HDPE (high-density polyethylene) is a widely used thermoplastic that possesses numerous advantageous properties, such as rigidity and excellent chemical resistance. Although part of the polyethylene family, HDPE has a molecular density that is much higher than that of its standard counterpart, which gives it unique mechanical properties. In this article, we will discuss the main advantages of HDPE and explore the various industries that make the most of this impressive polymer.
The main advantages of HDPE
Resistant to chemicals
Characterized by a high resistance to corrosion, HDPE is an ideal material for manufacturing storage containers for liquids, food and chemical products with varying pH levels. Thanks to this feature, it can maintain its properties when in contact with chemicals, thus remaining safe and effective.
Certified food grade
Many industries choose HDPE for food and beverage storage because it meets FDA sanitary standards. Safe for contact with foodstuffs and easy to clean, HDPE is a wise choice for food environments where safety standards are an important issue.
Durable and lightweight
The density of HDPE ranges from 941 kg/m3 to 965 kg/m3 depending on its formulation. By comparison, although aluminum is considered extremely light, it has a density of 2699 kg/m3, nearly 2.8 times heavier than HDPE. For many applications where weight reduction is crucial, the light weight of high-density polyethylene is a decisive advantage.
UV resistance is an essential property that ensures the optimum service life of parts and components that are primarily used outside. Unlike other plastics, HDPE has several UV-resistant formulations. This makes it ideal for outdoor applications, such as playground equipment made of HDPE that contains a UV stabilizer mixed with its resin.
Easily machinable and weldable
High-density polyethylene can easily be machined or welded. These durable, strong welds make it possible to design larger projects, such as large watertight tank liners used to store important volumes of liquids.
Does not absorb moisture
Zero moisture absorption is an essential property for materials used for liquid and food storage. For this reason, HDPE is an excellent choice when designing storage tanks and other products intended for outdoor use because it does not absorb moisture even when subjected to prolonged contact with fluids.
The main areas of use for HPDE

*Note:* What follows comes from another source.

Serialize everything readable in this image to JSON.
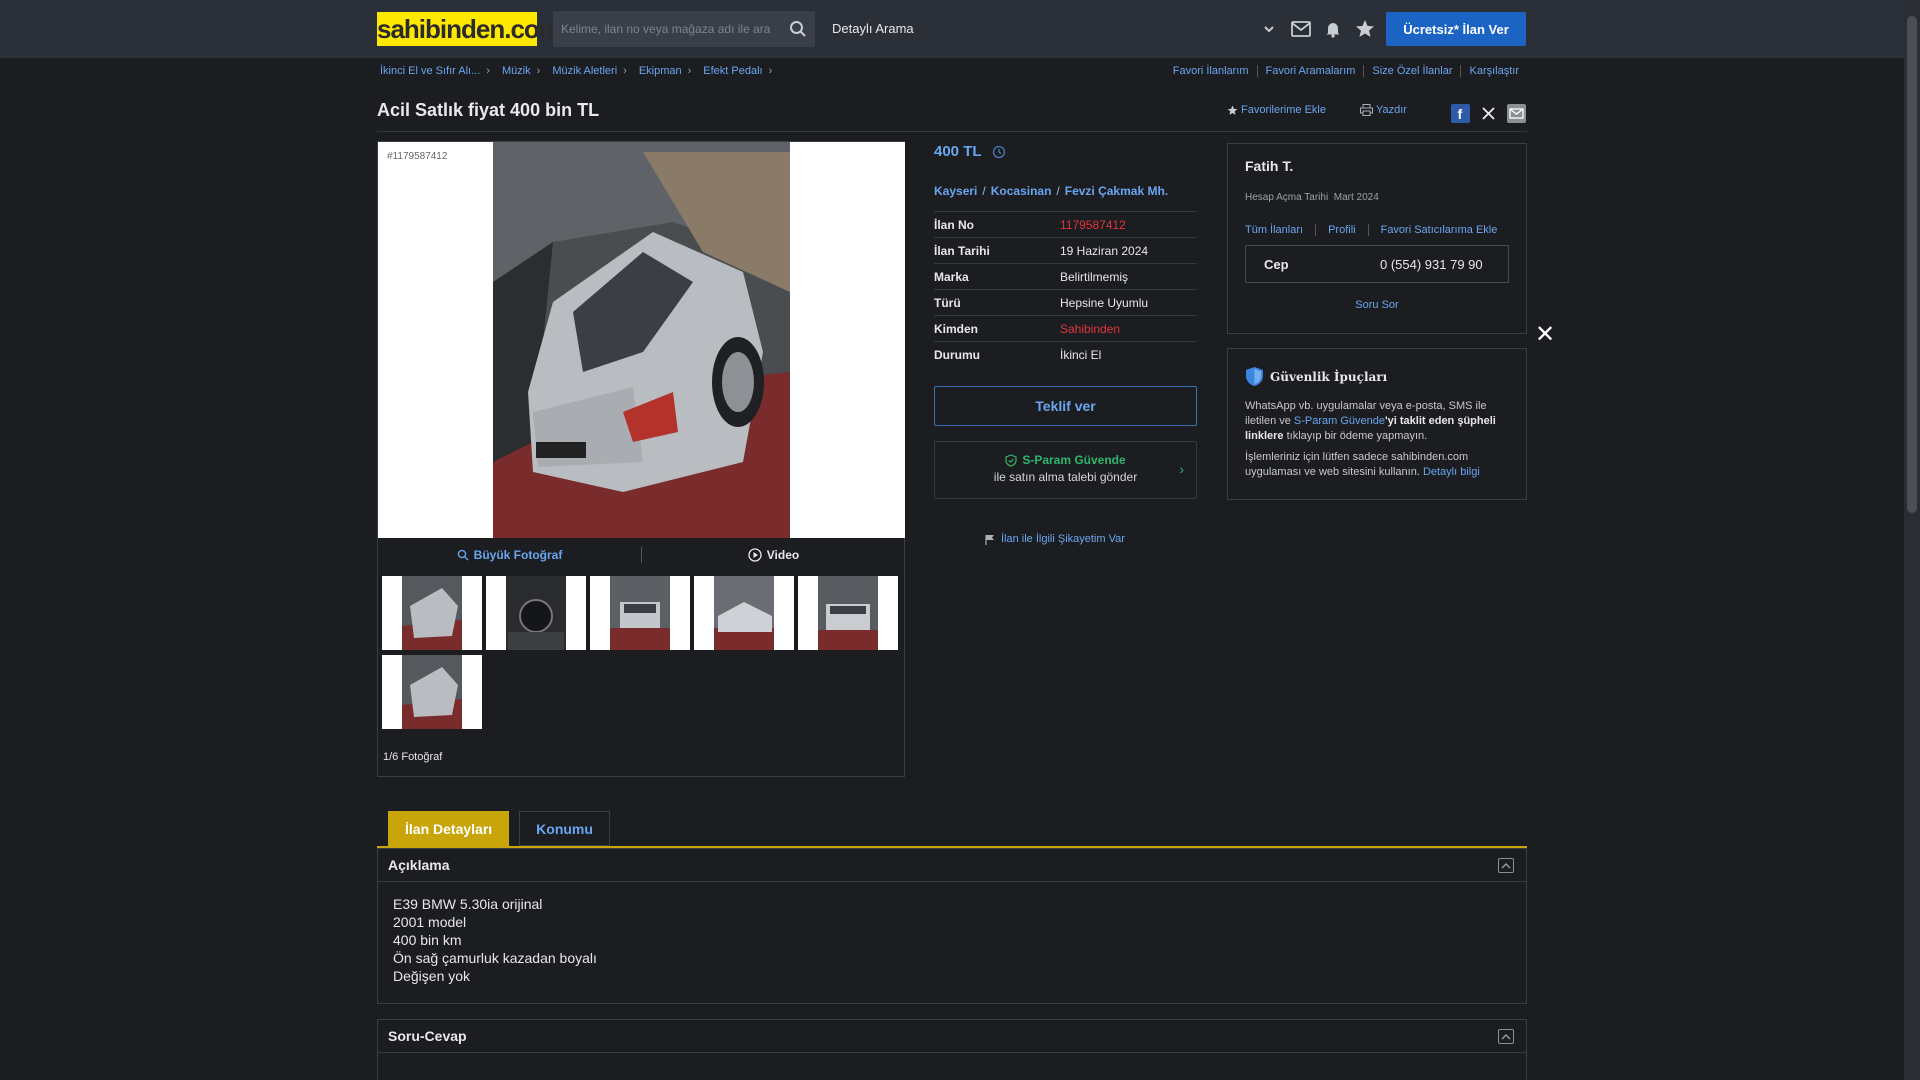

Several HDPE formulations comply with FDA and European standards and are therefore approved for direct contact with food. For example, SANALITE®, an HDPE designed specifically for the food industry, is used almost exclusively in the manufacturing of rigid, durable and easy-to-clean cutting boards. It is food safe and does not damage knife blades.
HDPE is also an excellent option for environments regulated by strict sanitary standards. For example, AGROMUR, an HDPE formulation approved by Agriculture and Agri-Food Canada, is used primarily in the design of wall panels.
Medical and pharmaceutical
High-density polyethylene is often used in the medical field, as it does not absorb moisture and offers excellent chemical resistance. Nontoxic and food grade, HDPE is ideal for work surfaces or storage units such as medical containers. Some formulations that contain certain plastic additives also have antibacterial properties.
Because of its high chemical resistance and weldability, HDPE is a material of choice for the design of bottles, containers and tanks intended for chemical products. It is also used to produce corrosion-resistant liners. High-density polyethylene is compatible with many products including
- Low concentration acids
- Certain concentrated acids (pH 1–3)
- Several alcohols
- Bases and alkalis (pH 11–14)
As mentioned earlier, HDPE does not absorb water and can be easily welded. This explains its popularity with pipe manufacturers. Several properties of HDPE make it a perfect material for designing lightweight, rigid and durable piping systems.
HDPE is also used in the maritime industry. For example, SEABOARD™, a formulation of HDPE, is used to design boat components and pool equipment (benches, seats, doors, handles, etc.). This HDPE formulation also possesses effective UV resistance.
What are the limitations of HDPE?
HDPE is not well suited for applications subjected to high levels of mechanical stress—friction, compression, impacts; UHMW may be a better choice for these types of environments. Nylons could also be considered since they have excellent mechanical properties and are especially known for their superior compressive strength.
To determine which plastic range is best suited to your needs, consult our articles:
To learn more about the differences between HDPE and UHMW: What is the difference between UHMW and HDPE?
To learn about the benefits and applications of high performance nylons: The Applications and Advantages of High-Performance Nylons
HDPE is unsuitable for high heat applications, as it can only withstand continuous temperatures of up to 180 °F (82.2 °C). Fortunately, a few specialized polymers do offer excellent heat resistance: PTFE, PVDF, PEI and PAI.
To learn more, take a look at our top 5 heat resistant plastics by clicking here!